Each line in the listing below that contains "screenshot" should be returned.

Task input Start Marker

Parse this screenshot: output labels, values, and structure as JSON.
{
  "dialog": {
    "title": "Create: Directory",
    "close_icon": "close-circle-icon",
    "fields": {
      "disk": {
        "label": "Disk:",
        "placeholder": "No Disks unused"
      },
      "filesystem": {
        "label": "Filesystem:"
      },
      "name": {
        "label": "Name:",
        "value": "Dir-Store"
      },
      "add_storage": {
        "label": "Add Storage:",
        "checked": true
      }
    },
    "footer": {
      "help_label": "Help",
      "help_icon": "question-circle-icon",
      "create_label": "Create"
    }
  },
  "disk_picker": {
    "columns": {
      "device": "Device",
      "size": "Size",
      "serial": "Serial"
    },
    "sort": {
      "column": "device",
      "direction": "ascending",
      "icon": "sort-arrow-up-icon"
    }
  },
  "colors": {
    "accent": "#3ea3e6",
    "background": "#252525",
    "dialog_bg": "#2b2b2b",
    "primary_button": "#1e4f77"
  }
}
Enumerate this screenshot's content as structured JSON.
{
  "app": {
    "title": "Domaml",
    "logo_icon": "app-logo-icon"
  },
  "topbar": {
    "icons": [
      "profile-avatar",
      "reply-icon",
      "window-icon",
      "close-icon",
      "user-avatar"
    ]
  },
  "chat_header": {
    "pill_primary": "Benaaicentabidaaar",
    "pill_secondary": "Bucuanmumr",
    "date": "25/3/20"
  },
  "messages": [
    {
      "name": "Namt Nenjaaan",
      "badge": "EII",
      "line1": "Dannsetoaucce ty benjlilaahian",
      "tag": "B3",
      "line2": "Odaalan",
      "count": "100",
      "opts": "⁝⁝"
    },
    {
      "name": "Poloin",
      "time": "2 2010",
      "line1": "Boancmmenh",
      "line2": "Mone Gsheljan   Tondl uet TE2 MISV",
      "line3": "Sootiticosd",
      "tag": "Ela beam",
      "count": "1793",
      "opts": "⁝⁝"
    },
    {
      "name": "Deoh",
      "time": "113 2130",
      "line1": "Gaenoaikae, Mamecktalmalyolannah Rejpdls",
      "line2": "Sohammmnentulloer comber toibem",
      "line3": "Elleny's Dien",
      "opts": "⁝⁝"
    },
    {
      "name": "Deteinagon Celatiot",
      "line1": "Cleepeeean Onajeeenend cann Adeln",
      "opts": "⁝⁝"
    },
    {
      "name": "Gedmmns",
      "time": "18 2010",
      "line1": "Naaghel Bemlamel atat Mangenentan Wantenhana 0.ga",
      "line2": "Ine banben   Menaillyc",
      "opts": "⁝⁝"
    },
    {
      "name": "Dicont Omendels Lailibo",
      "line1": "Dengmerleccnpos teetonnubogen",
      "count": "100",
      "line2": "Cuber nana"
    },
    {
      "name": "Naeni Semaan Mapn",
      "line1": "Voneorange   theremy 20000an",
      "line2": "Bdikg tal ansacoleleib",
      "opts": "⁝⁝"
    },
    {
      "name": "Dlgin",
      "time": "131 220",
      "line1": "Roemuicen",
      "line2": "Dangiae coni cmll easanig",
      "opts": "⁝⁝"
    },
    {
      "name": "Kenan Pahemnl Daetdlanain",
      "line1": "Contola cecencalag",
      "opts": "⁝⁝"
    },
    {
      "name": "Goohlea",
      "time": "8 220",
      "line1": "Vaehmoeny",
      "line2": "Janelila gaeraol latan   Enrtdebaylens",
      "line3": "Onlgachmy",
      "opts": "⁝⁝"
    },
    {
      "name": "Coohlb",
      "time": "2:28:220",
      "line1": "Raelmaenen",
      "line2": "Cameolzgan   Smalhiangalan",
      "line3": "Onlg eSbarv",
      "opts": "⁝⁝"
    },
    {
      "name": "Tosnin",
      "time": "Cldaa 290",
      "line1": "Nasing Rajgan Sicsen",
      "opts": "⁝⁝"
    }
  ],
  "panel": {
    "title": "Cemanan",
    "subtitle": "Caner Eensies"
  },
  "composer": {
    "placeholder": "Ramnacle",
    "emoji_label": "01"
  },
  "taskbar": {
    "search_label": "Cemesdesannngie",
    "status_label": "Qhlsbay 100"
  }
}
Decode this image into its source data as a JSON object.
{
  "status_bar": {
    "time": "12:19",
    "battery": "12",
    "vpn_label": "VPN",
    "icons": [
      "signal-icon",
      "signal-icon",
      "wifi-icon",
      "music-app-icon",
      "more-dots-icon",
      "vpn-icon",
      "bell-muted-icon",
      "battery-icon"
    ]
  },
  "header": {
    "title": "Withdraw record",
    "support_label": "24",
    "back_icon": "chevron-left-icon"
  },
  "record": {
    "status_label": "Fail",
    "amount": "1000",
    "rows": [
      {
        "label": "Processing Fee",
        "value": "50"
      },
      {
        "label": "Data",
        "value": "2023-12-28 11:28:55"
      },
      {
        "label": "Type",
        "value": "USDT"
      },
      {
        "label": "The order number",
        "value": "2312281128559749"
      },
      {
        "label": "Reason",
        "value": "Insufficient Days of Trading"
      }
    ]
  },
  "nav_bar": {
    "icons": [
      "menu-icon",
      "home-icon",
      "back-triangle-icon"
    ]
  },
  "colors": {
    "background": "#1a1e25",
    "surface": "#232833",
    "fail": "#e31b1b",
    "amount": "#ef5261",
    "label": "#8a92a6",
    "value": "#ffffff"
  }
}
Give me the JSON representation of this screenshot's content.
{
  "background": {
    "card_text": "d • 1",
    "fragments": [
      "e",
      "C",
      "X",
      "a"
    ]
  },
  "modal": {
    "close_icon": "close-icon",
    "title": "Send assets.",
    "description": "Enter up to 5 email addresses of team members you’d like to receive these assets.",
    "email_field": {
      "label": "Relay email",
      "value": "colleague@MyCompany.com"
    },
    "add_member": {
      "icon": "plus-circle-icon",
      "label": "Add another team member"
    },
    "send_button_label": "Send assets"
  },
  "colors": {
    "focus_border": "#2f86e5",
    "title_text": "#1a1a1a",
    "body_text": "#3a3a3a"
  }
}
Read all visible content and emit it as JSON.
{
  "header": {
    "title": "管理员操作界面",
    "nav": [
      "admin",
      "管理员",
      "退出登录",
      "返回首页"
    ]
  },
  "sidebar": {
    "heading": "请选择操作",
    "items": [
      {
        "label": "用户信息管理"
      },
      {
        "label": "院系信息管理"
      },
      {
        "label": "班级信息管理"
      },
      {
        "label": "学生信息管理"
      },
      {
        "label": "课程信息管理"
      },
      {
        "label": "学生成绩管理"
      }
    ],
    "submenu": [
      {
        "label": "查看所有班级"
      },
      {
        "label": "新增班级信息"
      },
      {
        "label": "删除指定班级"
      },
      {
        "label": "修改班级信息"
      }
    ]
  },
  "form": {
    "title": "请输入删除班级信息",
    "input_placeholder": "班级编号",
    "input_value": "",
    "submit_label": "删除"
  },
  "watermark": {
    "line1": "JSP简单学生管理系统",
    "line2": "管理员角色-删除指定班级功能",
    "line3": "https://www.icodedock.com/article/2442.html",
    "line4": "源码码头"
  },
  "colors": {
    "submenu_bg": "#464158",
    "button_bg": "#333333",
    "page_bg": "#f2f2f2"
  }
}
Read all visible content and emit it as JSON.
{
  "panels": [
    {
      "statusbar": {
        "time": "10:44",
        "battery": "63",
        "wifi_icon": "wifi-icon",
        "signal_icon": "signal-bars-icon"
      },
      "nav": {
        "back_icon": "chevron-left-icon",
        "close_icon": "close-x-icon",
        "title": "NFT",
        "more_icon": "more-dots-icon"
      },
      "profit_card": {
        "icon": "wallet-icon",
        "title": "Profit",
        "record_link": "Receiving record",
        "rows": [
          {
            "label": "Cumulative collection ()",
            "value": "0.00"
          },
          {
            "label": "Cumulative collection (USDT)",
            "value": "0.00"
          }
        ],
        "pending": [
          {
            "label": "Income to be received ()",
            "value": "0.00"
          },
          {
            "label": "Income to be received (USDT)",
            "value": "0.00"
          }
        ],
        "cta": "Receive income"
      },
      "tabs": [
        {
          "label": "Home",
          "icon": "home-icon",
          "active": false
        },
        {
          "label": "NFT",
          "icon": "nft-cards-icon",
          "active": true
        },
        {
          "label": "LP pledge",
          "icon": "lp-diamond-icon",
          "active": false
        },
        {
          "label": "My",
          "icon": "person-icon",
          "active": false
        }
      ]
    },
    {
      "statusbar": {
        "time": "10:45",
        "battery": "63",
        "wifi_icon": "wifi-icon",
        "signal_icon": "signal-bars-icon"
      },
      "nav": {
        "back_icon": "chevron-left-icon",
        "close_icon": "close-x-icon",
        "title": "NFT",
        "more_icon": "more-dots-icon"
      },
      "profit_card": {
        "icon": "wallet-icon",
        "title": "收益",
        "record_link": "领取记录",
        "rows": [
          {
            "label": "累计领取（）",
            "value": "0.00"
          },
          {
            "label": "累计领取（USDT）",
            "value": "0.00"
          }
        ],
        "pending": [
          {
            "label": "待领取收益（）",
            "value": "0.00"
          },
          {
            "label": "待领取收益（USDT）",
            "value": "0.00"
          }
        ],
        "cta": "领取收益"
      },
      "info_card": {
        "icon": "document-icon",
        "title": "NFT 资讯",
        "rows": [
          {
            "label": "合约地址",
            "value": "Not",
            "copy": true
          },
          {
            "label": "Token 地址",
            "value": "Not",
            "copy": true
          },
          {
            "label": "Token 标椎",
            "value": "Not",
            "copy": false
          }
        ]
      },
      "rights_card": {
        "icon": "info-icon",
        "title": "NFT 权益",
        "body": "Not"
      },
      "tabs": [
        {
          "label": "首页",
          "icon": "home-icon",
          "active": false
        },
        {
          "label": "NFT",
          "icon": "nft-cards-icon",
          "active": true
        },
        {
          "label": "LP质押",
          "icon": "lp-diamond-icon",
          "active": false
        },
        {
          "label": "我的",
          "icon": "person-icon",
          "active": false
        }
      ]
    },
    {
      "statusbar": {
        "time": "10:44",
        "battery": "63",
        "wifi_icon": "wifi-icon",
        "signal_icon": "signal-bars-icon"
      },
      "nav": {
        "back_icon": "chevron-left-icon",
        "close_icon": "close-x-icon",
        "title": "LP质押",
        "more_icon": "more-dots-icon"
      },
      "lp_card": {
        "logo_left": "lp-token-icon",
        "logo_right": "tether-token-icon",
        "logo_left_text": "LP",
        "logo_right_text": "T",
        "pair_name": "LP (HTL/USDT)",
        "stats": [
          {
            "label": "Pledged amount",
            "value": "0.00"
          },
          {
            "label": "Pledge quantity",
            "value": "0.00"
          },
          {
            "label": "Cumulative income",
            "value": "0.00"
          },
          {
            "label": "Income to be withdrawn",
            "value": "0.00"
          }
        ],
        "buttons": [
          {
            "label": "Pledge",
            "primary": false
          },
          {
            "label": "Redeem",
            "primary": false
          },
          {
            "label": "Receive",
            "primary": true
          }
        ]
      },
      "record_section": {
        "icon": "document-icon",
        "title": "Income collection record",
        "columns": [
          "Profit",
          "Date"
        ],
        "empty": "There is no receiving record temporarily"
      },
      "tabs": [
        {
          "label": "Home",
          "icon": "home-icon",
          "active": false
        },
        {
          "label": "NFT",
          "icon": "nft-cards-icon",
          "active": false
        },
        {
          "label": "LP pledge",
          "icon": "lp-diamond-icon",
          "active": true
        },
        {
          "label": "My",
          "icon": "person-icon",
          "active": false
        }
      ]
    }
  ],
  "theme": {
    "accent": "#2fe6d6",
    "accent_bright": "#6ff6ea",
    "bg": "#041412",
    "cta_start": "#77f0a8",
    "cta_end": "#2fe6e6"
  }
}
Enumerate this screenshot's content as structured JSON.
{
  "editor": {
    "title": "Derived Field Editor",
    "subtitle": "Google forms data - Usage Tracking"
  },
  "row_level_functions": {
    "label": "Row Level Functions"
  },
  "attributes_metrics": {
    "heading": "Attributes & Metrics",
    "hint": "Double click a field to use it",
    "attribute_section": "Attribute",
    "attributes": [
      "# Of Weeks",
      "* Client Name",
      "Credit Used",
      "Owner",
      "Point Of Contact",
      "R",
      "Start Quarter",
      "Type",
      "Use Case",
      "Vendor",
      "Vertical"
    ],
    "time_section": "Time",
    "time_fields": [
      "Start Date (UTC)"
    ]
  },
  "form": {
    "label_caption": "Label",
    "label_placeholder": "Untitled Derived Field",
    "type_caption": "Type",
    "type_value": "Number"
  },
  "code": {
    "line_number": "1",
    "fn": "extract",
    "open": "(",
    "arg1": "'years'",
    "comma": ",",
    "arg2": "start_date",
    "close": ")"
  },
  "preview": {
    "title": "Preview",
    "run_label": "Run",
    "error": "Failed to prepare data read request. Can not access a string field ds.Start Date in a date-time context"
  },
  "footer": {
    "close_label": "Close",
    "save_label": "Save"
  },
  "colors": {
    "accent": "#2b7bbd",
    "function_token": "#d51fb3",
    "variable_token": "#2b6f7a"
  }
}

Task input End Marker

# Task output:
Parse this screenshot: output labels, values, and structure as JSON.
Enumerate this screenshot's content as structured JSON.
Give me the JSON representation of this screenshot's content.
Enumerate this screenshot's content as structured JSON.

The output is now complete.